Dataset extract:
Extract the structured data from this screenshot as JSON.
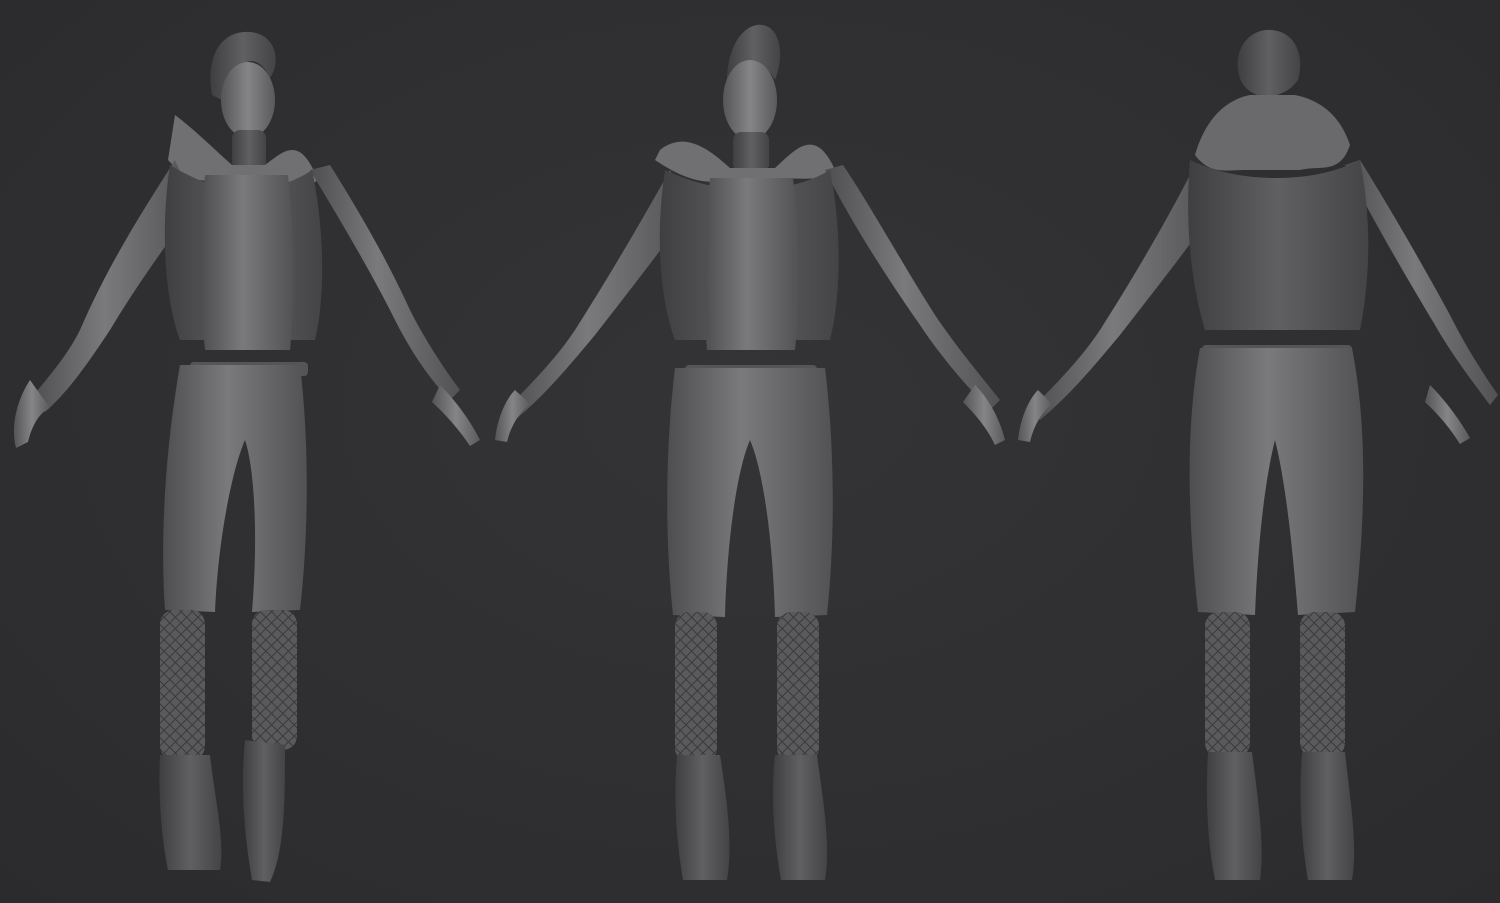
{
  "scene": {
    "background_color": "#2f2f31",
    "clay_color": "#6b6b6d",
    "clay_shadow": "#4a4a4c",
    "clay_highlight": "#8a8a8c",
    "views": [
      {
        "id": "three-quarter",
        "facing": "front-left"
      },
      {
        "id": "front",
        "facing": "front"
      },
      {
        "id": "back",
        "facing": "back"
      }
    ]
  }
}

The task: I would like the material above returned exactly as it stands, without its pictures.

Result for this task:
Extract the structured data from this screenshot as JSON.
{
  "scene": {
    "background_color": "#2f2f31",
    "clay_color": "#6b6b6d",
    "clay_shadow": "#4a4a4c",
    "clay_highlight": "#8a8a8c",
    "views": [
      {
        "id": "three-quarter",
        "facing": "front-left"
      },
      {
        "id": "front",
        "facing": "front"
      },
      {
        "id": "back",
        "facing": "back"
      }
    ]
  }
}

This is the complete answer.